Some other practical ways to take back control over your eating habits include:
Go to your local supermarket and stock up on healthy foods and snacks such as fruits, granola, yogurt, nuts, raisins and veggies.
Reduce your intake of carbonated beverages like soda and drink more water.
Journal your eating habits and replace calorie-dense foods with healthy alternatives.
Stay active and keep yourself busy. Focusing on something else such as a hobby or other activity will reduce the likelihood of becoming bored and reaching for a bag of chips.
Cook meals at home using fresh ingredients. This will give you a greater appreciation of what you’re eating and the ability to experience the true flavor of the foods.
Resist the Drive-Through With These Quick Dinner Ideas
Do you have a tendency to default to junk foods simply because you don’t have time to cook? With these quick dinner ideas you can create delicious meals in no time:
Simple Side Dishes and Snacks: Keep your refrigerator stocked with frozen, or fresh veggies to accompany a healthy meal. Some good fresh vegetables and fruits to have on hand are celery, carrots, and tomatoes and oranges, lemons, limes, grapefruit and grapes.

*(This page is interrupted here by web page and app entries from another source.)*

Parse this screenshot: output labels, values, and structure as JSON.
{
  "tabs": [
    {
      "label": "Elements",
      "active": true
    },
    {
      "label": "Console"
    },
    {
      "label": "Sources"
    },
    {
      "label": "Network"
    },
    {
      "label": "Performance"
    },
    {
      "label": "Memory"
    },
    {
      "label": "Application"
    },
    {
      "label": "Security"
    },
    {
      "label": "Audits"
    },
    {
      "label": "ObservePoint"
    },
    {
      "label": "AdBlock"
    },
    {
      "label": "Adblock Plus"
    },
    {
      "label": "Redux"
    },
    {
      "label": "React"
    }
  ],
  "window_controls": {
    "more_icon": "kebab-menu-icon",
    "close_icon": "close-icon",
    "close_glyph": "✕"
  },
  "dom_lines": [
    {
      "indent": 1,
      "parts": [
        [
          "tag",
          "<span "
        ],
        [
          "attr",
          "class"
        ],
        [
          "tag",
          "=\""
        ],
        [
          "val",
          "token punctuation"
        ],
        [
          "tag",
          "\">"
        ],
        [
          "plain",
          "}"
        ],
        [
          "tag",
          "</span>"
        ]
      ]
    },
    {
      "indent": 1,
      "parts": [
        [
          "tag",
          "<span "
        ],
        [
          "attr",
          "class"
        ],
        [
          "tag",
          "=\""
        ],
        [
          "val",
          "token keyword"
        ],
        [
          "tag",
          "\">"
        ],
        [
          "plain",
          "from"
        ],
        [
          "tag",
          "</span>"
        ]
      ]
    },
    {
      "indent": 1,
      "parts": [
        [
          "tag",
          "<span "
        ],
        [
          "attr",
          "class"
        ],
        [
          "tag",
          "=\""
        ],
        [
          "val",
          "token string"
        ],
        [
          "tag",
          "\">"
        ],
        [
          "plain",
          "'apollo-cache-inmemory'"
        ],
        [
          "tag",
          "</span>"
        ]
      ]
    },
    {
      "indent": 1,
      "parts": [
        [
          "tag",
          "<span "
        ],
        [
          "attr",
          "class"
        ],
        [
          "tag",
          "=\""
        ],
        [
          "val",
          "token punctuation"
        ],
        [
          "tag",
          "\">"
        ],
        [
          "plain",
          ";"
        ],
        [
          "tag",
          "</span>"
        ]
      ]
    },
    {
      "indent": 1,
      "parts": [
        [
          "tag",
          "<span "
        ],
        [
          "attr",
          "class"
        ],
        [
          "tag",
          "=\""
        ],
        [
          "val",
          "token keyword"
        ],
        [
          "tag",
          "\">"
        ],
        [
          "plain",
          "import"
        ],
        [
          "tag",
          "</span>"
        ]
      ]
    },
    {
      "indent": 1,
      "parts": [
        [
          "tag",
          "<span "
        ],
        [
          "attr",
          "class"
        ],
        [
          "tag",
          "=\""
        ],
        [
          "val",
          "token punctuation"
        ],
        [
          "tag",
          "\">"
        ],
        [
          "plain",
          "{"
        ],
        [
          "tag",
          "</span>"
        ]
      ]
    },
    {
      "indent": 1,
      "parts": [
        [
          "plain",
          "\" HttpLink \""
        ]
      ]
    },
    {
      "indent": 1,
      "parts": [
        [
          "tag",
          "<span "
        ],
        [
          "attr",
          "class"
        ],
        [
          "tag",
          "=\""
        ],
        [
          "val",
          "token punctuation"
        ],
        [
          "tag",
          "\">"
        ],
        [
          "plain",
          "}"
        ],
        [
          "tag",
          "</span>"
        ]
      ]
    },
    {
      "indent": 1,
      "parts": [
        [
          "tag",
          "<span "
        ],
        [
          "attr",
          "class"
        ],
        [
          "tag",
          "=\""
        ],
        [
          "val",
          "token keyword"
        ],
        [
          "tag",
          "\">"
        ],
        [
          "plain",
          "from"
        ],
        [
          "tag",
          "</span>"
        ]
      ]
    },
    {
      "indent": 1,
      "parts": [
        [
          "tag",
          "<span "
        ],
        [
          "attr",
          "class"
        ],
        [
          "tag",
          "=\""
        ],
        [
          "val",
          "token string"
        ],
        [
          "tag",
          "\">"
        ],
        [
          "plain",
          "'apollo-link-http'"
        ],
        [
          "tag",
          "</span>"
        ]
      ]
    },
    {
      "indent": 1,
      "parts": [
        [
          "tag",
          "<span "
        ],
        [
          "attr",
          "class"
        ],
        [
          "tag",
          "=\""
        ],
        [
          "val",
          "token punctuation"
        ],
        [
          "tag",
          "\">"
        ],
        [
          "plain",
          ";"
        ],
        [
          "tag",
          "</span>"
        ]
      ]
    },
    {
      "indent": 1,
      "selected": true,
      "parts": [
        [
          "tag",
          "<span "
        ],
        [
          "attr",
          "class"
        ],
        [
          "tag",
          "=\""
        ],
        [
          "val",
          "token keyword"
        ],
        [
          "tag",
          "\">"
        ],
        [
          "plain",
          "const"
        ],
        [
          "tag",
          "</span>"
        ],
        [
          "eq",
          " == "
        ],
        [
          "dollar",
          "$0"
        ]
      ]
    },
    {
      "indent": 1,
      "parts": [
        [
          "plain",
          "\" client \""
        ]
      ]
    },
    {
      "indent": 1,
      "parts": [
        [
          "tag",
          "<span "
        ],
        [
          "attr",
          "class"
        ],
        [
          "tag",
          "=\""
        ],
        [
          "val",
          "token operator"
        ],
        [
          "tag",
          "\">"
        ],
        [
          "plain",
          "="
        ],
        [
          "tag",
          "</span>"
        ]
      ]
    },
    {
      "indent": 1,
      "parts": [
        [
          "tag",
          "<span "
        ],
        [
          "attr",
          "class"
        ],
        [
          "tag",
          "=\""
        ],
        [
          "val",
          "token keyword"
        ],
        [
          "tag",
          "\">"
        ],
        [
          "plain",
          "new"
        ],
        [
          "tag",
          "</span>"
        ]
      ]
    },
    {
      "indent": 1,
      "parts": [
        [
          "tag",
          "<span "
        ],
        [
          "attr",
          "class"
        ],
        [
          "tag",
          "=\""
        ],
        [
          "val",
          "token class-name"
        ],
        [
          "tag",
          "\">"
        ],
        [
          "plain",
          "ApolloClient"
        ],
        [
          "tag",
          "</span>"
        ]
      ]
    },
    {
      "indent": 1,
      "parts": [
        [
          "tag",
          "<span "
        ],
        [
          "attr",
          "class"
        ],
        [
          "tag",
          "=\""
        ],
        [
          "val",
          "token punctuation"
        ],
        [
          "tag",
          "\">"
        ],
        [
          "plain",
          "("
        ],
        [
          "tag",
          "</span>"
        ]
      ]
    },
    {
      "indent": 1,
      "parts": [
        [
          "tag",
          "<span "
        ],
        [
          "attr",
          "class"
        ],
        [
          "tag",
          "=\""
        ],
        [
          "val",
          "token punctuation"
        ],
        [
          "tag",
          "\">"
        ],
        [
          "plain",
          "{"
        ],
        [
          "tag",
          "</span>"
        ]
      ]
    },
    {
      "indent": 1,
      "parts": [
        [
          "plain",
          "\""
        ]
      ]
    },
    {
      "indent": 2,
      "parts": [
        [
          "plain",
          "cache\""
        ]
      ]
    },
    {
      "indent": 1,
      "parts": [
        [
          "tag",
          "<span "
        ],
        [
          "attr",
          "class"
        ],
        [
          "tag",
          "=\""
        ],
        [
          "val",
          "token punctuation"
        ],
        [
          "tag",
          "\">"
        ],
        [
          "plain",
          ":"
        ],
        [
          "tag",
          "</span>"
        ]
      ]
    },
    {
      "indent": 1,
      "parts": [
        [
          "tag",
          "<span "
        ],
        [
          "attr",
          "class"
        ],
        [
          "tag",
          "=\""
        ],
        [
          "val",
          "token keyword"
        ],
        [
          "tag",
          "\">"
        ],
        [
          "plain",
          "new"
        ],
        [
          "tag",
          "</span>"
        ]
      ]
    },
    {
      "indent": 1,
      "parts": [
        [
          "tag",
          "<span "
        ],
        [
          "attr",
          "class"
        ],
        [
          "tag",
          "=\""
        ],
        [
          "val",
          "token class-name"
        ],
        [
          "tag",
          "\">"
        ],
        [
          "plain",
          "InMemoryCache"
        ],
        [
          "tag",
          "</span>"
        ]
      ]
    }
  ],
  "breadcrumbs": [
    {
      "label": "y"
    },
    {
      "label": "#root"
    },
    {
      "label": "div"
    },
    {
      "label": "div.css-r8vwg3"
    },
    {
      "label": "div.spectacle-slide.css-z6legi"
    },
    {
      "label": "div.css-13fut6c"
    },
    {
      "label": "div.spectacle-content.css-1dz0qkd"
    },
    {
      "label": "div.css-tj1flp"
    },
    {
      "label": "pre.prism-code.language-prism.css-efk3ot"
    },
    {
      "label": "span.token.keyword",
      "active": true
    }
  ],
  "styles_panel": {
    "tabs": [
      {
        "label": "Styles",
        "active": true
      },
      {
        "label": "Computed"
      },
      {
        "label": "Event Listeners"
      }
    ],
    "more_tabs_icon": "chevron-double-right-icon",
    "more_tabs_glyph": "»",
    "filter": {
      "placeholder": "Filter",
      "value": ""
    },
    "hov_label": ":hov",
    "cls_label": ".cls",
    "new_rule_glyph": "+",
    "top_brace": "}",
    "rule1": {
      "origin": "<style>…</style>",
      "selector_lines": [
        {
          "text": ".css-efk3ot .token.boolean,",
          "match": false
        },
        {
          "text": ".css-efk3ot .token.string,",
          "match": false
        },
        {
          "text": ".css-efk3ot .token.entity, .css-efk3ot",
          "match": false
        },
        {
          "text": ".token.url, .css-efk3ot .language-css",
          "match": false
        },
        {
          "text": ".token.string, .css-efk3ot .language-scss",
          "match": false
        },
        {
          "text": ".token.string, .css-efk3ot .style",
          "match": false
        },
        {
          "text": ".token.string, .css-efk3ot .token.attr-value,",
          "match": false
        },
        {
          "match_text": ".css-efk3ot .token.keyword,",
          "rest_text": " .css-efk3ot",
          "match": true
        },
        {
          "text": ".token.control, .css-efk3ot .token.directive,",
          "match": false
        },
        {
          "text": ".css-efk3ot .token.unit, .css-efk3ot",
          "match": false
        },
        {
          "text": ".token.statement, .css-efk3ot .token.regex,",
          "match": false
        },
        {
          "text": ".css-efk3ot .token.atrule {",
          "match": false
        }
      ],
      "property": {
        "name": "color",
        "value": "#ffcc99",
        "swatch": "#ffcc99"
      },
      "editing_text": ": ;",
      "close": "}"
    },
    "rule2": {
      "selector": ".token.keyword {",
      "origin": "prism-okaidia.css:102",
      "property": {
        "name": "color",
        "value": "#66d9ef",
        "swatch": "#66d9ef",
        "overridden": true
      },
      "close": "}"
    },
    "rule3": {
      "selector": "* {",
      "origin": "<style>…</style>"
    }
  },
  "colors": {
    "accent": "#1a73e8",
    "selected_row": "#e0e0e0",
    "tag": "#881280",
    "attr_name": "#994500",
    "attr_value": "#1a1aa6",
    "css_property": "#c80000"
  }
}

Easy Baked Potato: You can have this with your meal or even as a meal by itself and in less than 20 minutes. Preheat the oven to 350 degrees. Wash the potato, then microwave on high for about 4 minutes. Rinse it again so it's wet. Finish baking in oven for 10 to 15 minutes. Make this potato a meal by adding steamed broccoli, chopped pimentos, salsa, plain yogurt, sautéed mushrooms, tuna or sweet corn. This also works great with sweet potatoes!
Create Your Own Pasta: Ideally, choose whole-grain pasta rather than regular pasta for more nutrition and health benefits. Put any of these toppings or a combination of these for a delicious pasta dinner:
Colorful Salads: Salads are a great source of vitamin C and with a few added ingredients can make a great meal in themselves. You can dress up your salad with several tasty healthy options. Some ideas are grilled chicken, raw almonds, raw sunflower seeds, cranberries, vegetables (choose different colored vegetables such as carrots, purple cabbage, green and red pepper for variety), feta cheese, olive oil and olives.
Creative Omelets: All you need is a few fixings such as green, yellow or red peppers, mushrooms and onions for a quick dinner.
Cook Meals for the Week and Freeze: Cook large-volume food -- a hearty batch of soup, a pan of lasagna, turkey chili and lots of whole-wheat pasta or brown rice. Freeze the meals in small containers and take out as needed.
Create Healthy Deserts: If you're looking for something to satisfy your sweet tooth but still be healthy, try out the recipes in Gluten-Free French Desserts and Baked Goods cookbook. EVERYONE with a sweet tooth will love the more than 100 recipes in Valerie Cupillard's "Gluten-Free French Desserts And Baked Goods" -- and it's an ideal way to have your cake and eat it too!
New England Journal of Medicine
American Institute for Cancer Research